The Battle for Hechtel





Without realising it, in September 1944 the inhabitants of Hechtel found themselves at a junction of great military importance. After heavy German resistance in the region around Geel, the British focus on reaching the Dutch border shifted to the Beringen bridgehead. If the British forces wanted to push on to the Dutch border from that bridgehead, they would first have to pass through Hechtel. This was also understood by the German troops led by Colonel-General Kurt Student.

After an arduous breakout from the Beringen bridgehead towards Leopoldsburg, it was decided that the Welsh and Irish Guards would advance eastwards via Heusden-Zolder to Helchteren. There, they would turn north and push on towards Hechtel. This happened after a short but fierce battle at Helchteren with troops of Fallschirmjägerregiment 24, led by Major Friedrich Hübner. On 8 September, Scots Guards and Welsh Guards attacked Hechtel from Leopoldsburg, but they too came under murderous fire.

As Hechtel still remained firmly in German hands, the British troops decided to allow the Irish Guards to make an encirclement move. This trapped the German troops in Hechtel and made it impossible for them to withdraw towards the Netherlands via Lommel and Neerpelt. Here the British had designated bridge number 9, later called Joe's Bridge and a springboard for Operation Market Garden, as their main objective.

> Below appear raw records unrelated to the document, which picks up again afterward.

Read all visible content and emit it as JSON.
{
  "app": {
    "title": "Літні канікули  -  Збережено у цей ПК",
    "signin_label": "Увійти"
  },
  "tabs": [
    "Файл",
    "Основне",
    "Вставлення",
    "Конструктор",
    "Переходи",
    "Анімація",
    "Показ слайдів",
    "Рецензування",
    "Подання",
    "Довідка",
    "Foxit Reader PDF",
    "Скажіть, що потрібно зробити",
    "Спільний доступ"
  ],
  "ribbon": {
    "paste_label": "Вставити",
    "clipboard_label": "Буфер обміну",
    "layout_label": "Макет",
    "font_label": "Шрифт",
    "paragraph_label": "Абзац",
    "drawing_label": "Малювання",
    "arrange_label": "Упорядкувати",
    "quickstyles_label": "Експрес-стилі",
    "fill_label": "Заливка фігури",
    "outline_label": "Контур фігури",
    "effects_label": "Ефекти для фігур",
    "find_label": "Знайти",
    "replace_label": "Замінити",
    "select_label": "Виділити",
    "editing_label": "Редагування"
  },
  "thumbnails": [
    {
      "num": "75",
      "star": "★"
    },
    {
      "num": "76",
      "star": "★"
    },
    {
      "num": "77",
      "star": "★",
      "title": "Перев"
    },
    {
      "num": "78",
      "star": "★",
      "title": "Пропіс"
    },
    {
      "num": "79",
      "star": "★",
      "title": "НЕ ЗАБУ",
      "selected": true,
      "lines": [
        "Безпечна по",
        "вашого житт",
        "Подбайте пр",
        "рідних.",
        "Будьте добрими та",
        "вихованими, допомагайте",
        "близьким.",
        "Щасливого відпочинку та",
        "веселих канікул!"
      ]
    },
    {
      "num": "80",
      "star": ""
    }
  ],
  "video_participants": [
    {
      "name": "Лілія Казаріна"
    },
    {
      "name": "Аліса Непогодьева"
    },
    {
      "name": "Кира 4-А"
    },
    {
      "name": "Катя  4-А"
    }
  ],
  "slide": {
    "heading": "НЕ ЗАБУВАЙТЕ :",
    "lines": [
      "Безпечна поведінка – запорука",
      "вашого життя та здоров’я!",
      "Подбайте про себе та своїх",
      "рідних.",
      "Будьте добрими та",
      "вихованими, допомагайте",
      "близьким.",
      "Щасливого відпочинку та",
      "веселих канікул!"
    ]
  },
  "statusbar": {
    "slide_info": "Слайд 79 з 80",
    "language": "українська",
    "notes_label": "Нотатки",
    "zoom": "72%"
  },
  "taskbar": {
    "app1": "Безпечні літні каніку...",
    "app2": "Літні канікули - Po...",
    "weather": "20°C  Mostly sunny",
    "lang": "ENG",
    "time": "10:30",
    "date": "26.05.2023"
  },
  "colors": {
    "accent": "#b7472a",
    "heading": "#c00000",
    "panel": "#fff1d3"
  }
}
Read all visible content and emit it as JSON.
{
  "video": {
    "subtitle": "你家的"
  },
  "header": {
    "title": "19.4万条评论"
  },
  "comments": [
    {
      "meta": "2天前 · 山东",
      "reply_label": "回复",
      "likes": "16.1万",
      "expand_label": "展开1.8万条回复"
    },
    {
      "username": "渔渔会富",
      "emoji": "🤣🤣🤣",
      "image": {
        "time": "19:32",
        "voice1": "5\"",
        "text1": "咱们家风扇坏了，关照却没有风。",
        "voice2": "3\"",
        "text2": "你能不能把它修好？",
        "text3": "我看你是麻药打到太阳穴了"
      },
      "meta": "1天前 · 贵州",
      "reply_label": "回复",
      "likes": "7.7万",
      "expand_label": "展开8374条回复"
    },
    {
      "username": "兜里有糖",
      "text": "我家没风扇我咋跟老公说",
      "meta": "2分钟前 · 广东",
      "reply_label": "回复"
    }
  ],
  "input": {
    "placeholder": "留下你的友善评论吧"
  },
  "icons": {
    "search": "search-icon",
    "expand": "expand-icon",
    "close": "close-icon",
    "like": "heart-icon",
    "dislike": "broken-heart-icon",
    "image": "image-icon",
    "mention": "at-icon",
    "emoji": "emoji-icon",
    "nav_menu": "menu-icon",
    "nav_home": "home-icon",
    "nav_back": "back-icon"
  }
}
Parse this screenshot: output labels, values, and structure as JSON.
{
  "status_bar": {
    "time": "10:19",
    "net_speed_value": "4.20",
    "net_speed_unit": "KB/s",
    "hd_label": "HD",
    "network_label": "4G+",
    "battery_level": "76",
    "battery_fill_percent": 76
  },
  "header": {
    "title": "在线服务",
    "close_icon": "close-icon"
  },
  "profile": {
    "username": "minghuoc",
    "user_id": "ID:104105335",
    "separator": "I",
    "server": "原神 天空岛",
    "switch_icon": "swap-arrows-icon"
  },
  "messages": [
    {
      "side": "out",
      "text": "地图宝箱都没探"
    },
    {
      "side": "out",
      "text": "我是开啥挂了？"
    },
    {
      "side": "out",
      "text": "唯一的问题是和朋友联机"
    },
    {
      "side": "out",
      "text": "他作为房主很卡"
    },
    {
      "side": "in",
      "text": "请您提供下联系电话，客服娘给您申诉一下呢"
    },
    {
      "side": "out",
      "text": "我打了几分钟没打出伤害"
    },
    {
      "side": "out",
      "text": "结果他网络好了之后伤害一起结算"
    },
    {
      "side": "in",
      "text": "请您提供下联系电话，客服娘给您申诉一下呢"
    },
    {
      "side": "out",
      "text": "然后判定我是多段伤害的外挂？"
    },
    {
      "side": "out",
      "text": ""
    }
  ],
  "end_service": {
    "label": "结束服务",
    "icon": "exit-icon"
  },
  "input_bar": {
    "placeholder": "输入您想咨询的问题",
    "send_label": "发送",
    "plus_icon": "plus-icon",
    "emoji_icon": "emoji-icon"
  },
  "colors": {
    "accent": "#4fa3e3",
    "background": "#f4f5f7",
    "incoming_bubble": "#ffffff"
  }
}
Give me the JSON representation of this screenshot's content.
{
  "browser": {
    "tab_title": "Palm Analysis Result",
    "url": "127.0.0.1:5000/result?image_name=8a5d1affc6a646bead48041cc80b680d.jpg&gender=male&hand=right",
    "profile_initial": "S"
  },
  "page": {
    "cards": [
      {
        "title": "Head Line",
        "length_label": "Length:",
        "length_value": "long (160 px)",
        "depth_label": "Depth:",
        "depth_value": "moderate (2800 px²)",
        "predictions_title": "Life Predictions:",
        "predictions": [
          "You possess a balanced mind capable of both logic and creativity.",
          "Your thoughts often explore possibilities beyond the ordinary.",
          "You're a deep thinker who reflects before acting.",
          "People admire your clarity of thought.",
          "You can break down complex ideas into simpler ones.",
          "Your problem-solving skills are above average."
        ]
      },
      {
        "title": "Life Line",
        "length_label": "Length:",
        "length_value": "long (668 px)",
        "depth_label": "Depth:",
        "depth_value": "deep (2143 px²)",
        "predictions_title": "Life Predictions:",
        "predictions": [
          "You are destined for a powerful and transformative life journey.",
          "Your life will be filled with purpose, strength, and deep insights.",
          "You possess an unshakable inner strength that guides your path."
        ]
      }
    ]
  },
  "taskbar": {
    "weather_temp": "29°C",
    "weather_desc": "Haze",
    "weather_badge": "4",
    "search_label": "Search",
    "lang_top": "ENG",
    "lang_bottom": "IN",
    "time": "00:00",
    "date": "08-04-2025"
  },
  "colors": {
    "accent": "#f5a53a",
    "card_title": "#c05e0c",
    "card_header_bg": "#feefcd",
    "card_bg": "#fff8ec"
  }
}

Surrounding Hechtel, and in the hamlet of Locht just north of it, the German Fallschirmjäger fought a battle. On the Karrestraterheide between Lommel and Neerpelt, soldiers of Panzer Ersatz und Ausbildungs Regiment Hermann Göring, supported by the 88mm guns of Schwere Flak-Abteilung 602 and 2 Sturmgeschutz III of Panzerjäger Abteilung 559, tried to resist the British attacks. However, this did not succeed. The remaining German troops at Hechtel surrendered on 12 September. Over 90 British soldiers died, along with about 300 German soldiers. Also amogn those killed were 36 inhabitants of Hechtel. The village was totally destroyed and nicknamed 'Little Caen' by the Welsh Guards, a reference to the Normandy town destroyed in July 1944.


Nethestraat 32, 3941 Hechtel-Eksel